**What this task involves:**
Leaving out any pictures, print the entries that follow exactly as they stand.

**Records provided:**

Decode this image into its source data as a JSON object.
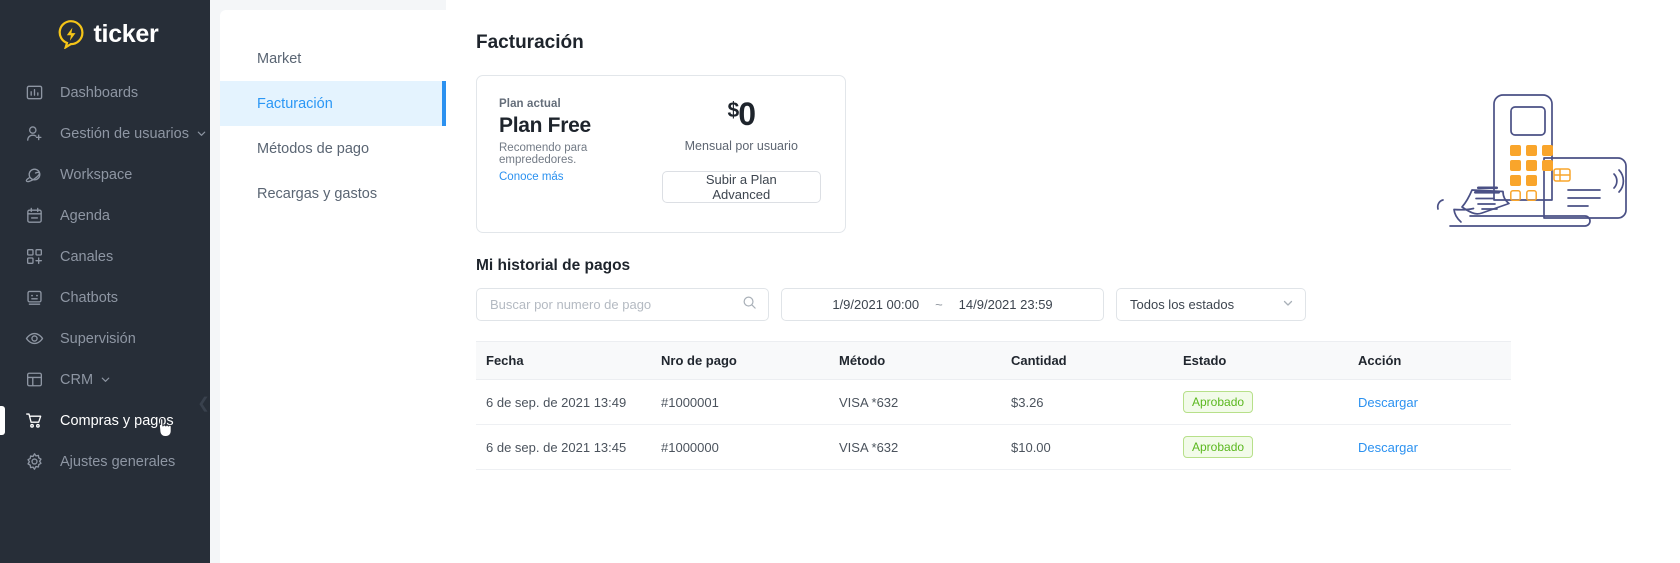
{
  "brand": {
    "name": "ticker",
    "logo_icon": "ticker-pin-icon",
    "logo_color": "#f5c518"
  },
  "sidebar": {
    "items": [
      {
        "label": "Dashboards",
        "icon": "chart-bars-icon",
        "active": false,
        "chevron": false
      },
      {
        "label": "Gestión de usuarios",
        "icon": "user-add-icon",
        "active": false,
        "chevron": true
      },
      {
        "label": "Workspace",
        "icon": "planet-icon",
        "active": false,
        "chevron": false
      },
      {
        "label": "Agenda",
        "icon": "calendar-icon",
        "active": false,
        "chevron": false
      },
      {
        "label": "Canales",
        "icon": "grid-add-icon",
        "active": false,
        "chevron": false
      },
      {
        "label": "Chatbots",
        "icon": "robot-face-icon",
        "active": false,
        "chevron": false
      },
      {
        "label": "Supervisión",
        "icon": "eye-icon",
        "active": false,
        "chevron": false
      },
      {
        "label": "CRM",
        "icon": "layout-icon",
        "active": false,
        "chevron": true
      },
      {
        "label": "Compras y pagos",
        "icon": "shopping-cart-icon",
        "active": true,
        "chevron": false
      },
      {
        "label": "Ajustes generales",
        "icon": "gear-icon",
        "active": false,
        "chevron": false
      }
    ],
    "collapse_icon": "chevron-left-icon"
  },
  "subnav": {
    "items": [
      {
        "label": "Market",
        "active": false
      },
      {
        "label": "Facturación",
        "active": true
      },
      {
        "label": "Métodos de pago",
        "active": false
      },
      {
        "label": "Recargas y gastos",
        "active": false
      }
    ],
    "active_color": "#2b97f5",
    "active_bg": "#e4f3fe"
  },
  "main": {
    "page_title": "Facturación",
    "plan_card": {
      "kicker": "Plan actual",
      "name": "Plan Free",
      "subtitle": "Recomendo para emprededores.",
      "link": "Conoce más",
      "currency": "$",
      "price": "0",
      "price_note": "Mensual por usuario",
      "upgrade_button": "Subir a Plan Advanced",
      "illustration_icon": "pos-terminal-receipt-card-illustration"
    },
    "history": {
      "section_title": "Mi historial de pagos",
      "search": {
        "placeholder": "Buscar por numero de pago",
        "value": "",
        "icon": "search-icon"
      },
      "date_range": {
        "from": "1/9/2021 00:00",
        "separator": "~",
        "to": "14/9/2021 23:59"
      },
      "status_filter": {
        "value": "Todos los estados",
        "icon": "chevron-down-icon"
      },
      "columns": [
        "Fecha",
        "Nro de pago",
        "Método",
        "Cantidad",
        "Estado",
        "Acción"
      ],
      "rows": [
        {
          "fecha": "6 de sep. de 2021 13:49",
          "nro": "#1000001",
          "metodo": "VISA *632",
          "cantidad": "$3.26",
          "estado": "Aprobado",
          "accion": "Descargar"
        },
        {
          "fecha": "6 de sep. de 2021 13:45",
          "nro": "#1000000",
          "metodo": "VISA *632",
          "cantidad": "$10.00",
          "estado": "Aprobado",
          "accion": "Descargar"
        }
      ]
    }
  }
}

**Result:**
Decode this image into its source data as a JSON object.
{
  "brand": {
    "name": "ticker",
    "logo_icon": "ticker-pin-icon",
    "logo_color": "#f5c518"
  },
  "sidebar": {
    "items": [
      {
        "label": "Dashboards",
        "icon": "chart-bars-icon",
        "active": false,
        "chevron": false
      },
      {
        "label": "Gestión de usuarios",
        "icon": "user-add-icon",
        "active": false,
        "chevron": true
      },
      {
        "label": "Workspace",
        "icon": "planet-icon",
        "active": false,
        "chevron": false
      },
      {
        "label": "Agenda",
        "icon": "calendar-icon",
        "active": false,
        "chevron": false
      },
      {
        "label": "Canales",
        "icon": "grid-add-icon",
        "active": false,
        "chevron": false
      },
      {
        "label": "Chatbots",
        "icon": "robot-face-icon",
        "active": false,
        "chevron": false
      },
      {
        "label": "Supervisión",
        "icon": "eye-icon",
        "active": false,
        "chevron": false
      },
      {
        "label": "CRM",
        "icon": "layout-icon",
        "active": false,
        "chevron": true
      },
      {
        "label": "Compras y pagos",
        "icon": "shopping-cart-icon",
        "active": true,
        "chevron": false
      },
      {
        "label": "Ajustes generales",
        "icon": "gear-icon",
        "active": false,
        "chevron": false
      }
    ],
    "collapse_icon": "chevron-left-icon"
  },
  "subnav": {
    "items": [
      {
        "label": "Market",
        "active": false
      },
      {
        "label": "Facturación",
        "active": true
      },
      {
        "label": "Métodos de pago",
        "active": false
      },
      {
        "label": "Recargas y gastos",
        "active": false
      }
    ],
    "active_color": "#2b97f5",
    "active_bg": "#e4f3fe"
  },
  "main": {
    "page_title": "Facturación",
    "plan_card": {
      "kicker": "Plan actual",
      "name": "Plan Free",
      "subtitle": "Recomendo para emprededores.",
      "link": "Conoce más",
      "currency": "$",
      "price": "0",
      "price_note": "Mensual por usuario",
      "upgrade_button": "Subir a Plan Advanced",
      "illustration_icon": "pos-terminal-receipt-card-illustration"
    },
    "history": {
      "section_title": "Mi historial de pagos",
      "search": {
        "placeholder": "Buscar por numero de pago",
        "value": "",
        "icon": "search-icon"
      },
      "date_range": {
        "from": "1/9/2021 00:00",
        "separator": "~",
        "to": "14/9/2021 23:59"
      },
      "status_filter": {
        "value": "Todos los estados",
        "icon": "chevron-down-icon"
      },
      "columns": [
        "Fecha",
        "Nro de pago",
        "Método",
        "Cantidad",
        "Estado",
        "Acción"
      ],
      "rows": [
        {
          "fecha": "6 de sep. de 2021 13:49",
          "nro": "#1000001",
          "metodo": "VISA *632",
          "cantidad": "$3.26",
          "estado": "Aprobado",
          "accion": "Descargar"
        },
        {
          "fecha": "6 de sep. de 2021 13:45",
          "nro": "#1000000",
          "metodo": "VISA *632",
          "cantidad": "$10.00",
          "estado": "Aprobado",
          "accion": "Descargar"
        }
      ]
    }
  }
}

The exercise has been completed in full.